MIKE JOHNSTON: We must ask voters for a stable funding source
Author: Mike Johnston - June 7, 2018 - Updated: June 7, 2018
The American spirit of adventure and the pursuit of opportunity has drawn families to Colorado for decades. The explosive growth that has brought Colorado’s population from 4.3 million in 2000 to nearly 5.7 million today – and even more in the future – demands preparation. While a strong economy has been an overall boon for our state, our investments in infrastructure and transportation have not kept up.
The costs of failing to address this backlog are higher than you might expect. A study from the Leeds School of Business shows that if our crumbling roads and lackluster public transportation persist, Colorado’s economic growth will dramatically slow, and as early as 2019 — not because we don’t have great business here, but because we’ll have two critical shortages: a lack of talent to fill the jobs that are open, and a lack of adequate infrastructure to allow us to move people and goods around the state. This means our failure to solve the transportation problem is actually one of the greatest economic risks the state faces.
The Colorado Department of Transportation (CDOT) projects that we need $20 billion over the next 20 years to address our infrastructure needs. As the former chair of the state Senate Finance Committee, I know we’re not going to find that money hidden in the couch cushions of the state budget. Instead, we must think big and act boldly so that Colorado is prepared to embrace the future. As governor, I have a plan to support our infrastructure so that getting around Colorado is easy, affordable and safe.
This is why I think we will have to go to the ballot and ask the voters to approve a long-term stable funding source for infrastructure. I am encouraged by the Chamber of Commerce’s leadership in making that happen. But in addition to where we find the revenue, the question is what we do with it.
We know there are critical parts of the state’s infrastructure that are clogged, like sections of I-25 and I-70 that need widening and improvements. We also know that we can’t simply solve this problem by paving our way out of it. You can’t just add one lane every five years and assume that the problem will go away.
We have to think differently about moving people and products around the state, and that means pursuing big ideas like Front Range rail. It also means thinking more creatively and using technology to improve traffic flow. That’s why I’ve been working with technologists to look at ways that we can create linked travel, where you could have an HOV lane in which people use a common application to guide their movement. Estimates from Panasonic are that these systems could make traffic flow 100-400% more efficient, which is more than paving 1-3 new lanes.

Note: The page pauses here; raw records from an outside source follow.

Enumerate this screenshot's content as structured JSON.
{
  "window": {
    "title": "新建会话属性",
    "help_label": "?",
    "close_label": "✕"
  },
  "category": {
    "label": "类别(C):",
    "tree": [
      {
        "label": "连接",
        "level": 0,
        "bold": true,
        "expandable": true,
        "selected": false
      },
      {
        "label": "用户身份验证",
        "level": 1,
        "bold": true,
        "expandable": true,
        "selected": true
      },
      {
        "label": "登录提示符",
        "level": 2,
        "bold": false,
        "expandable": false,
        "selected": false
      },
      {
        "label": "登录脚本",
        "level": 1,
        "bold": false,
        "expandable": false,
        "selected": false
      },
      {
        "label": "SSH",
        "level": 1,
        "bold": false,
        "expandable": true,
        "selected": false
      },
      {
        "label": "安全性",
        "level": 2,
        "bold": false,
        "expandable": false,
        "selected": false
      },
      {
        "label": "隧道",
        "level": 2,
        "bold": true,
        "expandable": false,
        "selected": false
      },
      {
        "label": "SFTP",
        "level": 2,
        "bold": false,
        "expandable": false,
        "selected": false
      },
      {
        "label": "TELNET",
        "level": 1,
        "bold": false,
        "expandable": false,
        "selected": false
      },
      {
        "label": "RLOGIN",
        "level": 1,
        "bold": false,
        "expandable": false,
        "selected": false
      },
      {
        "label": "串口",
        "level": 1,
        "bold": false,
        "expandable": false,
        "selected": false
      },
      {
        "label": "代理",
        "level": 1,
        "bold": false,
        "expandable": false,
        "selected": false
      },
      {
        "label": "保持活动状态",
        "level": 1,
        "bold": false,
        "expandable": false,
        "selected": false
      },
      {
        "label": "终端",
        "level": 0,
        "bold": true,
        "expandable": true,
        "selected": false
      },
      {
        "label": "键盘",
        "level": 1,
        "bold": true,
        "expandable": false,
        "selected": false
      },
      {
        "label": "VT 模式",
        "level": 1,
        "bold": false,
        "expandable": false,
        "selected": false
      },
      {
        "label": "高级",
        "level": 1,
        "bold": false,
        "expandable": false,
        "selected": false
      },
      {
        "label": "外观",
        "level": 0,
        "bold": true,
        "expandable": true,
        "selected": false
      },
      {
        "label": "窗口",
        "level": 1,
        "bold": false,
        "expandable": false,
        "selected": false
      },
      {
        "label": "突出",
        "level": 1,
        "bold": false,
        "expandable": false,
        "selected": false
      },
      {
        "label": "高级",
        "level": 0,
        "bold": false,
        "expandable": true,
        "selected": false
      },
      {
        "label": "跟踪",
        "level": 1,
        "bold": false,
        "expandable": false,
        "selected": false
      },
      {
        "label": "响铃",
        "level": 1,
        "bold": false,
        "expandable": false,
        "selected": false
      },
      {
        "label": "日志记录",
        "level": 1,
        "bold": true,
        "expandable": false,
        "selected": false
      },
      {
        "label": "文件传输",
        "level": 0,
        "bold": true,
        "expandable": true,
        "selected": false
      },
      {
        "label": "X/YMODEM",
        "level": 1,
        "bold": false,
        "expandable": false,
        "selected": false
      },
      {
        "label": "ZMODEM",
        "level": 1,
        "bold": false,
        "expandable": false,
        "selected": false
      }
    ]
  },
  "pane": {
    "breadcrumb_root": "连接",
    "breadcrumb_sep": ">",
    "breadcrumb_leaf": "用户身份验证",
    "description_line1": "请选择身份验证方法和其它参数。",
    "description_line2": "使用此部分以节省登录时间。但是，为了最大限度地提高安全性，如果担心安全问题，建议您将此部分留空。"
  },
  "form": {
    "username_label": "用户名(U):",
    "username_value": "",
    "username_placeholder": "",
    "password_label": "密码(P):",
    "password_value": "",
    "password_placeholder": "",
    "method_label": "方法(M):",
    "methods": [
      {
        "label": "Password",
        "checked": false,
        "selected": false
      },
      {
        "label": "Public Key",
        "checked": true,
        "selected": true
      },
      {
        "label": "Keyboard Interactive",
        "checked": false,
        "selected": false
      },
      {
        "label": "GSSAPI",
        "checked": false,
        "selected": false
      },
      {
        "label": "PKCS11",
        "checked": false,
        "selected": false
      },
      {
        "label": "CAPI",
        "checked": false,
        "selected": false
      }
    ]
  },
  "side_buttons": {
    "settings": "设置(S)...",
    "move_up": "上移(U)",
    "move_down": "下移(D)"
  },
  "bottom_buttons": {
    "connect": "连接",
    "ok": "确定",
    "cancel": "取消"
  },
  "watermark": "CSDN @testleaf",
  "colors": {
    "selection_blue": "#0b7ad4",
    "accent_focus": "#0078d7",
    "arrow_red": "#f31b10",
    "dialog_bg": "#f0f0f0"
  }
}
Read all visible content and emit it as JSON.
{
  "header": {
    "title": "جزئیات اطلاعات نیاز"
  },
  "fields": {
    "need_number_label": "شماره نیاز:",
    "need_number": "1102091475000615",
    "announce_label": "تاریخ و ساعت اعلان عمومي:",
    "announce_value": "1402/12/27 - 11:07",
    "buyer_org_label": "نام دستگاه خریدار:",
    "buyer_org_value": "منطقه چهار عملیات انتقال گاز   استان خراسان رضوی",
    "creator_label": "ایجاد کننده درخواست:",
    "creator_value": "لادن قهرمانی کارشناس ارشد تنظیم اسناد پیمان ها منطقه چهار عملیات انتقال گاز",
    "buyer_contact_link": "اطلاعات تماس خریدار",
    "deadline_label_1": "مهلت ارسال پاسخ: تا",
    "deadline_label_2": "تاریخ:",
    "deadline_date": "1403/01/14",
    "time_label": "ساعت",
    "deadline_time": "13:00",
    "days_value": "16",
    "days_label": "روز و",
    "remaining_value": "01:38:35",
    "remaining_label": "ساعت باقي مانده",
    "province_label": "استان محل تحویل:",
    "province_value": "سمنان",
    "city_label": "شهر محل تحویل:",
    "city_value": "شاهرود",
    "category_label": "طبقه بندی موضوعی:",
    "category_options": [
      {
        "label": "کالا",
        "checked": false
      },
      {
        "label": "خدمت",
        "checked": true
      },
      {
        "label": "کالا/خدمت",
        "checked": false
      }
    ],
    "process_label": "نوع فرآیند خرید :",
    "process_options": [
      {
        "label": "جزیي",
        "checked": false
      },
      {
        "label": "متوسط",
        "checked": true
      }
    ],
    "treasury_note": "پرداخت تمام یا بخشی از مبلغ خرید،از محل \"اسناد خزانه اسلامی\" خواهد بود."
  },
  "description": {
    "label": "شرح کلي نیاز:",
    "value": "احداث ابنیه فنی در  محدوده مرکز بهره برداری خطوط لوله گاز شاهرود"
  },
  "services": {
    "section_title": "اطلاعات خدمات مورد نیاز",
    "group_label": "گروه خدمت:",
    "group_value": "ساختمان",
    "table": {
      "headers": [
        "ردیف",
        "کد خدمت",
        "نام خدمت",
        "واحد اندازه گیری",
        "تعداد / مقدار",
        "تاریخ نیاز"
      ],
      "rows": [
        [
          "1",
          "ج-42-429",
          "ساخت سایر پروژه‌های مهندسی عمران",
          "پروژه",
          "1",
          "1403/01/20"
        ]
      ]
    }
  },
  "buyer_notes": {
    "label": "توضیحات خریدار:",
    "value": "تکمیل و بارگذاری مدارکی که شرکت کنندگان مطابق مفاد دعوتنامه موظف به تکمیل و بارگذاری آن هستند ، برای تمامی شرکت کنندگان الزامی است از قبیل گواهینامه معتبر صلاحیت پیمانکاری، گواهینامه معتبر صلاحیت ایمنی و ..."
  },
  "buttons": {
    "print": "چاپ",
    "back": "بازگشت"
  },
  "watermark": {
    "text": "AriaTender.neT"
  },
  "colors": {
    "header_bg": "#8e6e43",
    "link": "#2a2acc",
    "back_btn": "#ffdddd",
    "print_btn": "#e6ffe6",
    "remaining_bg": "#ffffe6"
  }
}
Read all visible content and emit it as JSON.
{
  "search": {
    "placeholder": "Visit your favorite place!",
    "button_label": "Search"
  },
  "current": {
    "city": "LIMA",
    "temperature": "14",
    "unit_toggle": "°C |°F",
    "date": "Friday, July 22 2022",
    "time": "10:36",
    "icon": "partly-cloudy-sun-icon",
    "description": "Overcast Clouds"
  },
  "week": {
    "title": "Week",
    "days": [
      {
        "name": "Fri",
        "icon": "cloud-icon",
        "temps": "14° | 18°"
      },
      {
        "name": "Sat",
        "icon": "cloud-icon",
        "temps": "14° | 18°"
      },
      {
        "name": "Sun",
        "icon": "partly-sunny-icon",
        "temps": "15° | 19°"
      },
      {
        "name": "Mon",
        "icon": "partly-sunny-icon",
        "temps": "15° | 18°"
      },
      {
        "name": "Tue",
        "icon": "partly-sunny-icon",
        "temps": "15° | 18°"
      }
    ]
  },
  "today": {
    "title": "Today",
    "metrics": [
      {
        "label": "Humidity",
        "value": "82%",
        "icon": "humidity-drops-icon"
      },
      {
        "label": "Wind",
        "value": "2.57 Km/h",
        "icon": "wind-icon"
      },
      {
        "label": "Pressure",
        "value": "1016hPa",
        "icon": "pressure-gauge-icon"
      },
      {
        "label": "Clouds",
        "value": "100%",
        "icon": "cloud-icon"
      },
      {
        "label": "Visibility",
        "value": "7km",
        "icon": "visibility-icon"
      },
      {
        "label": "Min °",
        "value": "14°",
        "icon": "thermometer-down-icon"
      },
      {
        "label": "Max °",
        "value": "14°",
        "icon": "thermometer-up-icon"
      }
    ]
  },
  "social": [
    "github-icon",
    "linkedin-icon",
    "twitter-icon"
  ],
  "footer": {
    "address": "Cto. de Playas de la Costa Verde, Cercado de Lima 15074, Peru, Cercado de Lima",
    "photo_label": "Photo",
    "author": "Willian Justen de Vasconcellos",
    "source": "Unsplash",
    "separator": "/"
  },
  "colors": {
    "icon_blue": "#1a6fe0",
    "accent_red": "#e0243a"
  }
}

It’s also critical that we not only focus these improvements in the congested parts of the Front Range but in all parts of the state. Again, we know this is not just a matter of convenience, it’s a matter of safety. That means we have to work to support local roads that need rumble strips as well as repaving and guard rails so we don’t continue to lose people to auto-related deaths in all parts of the state.
Colorado draws strength from its diverse and distinct regions, but we can only realize the benefits of that strength when we are connected. We must work together to prepare for the future and keep Colorado a state of opportunity for generations to come.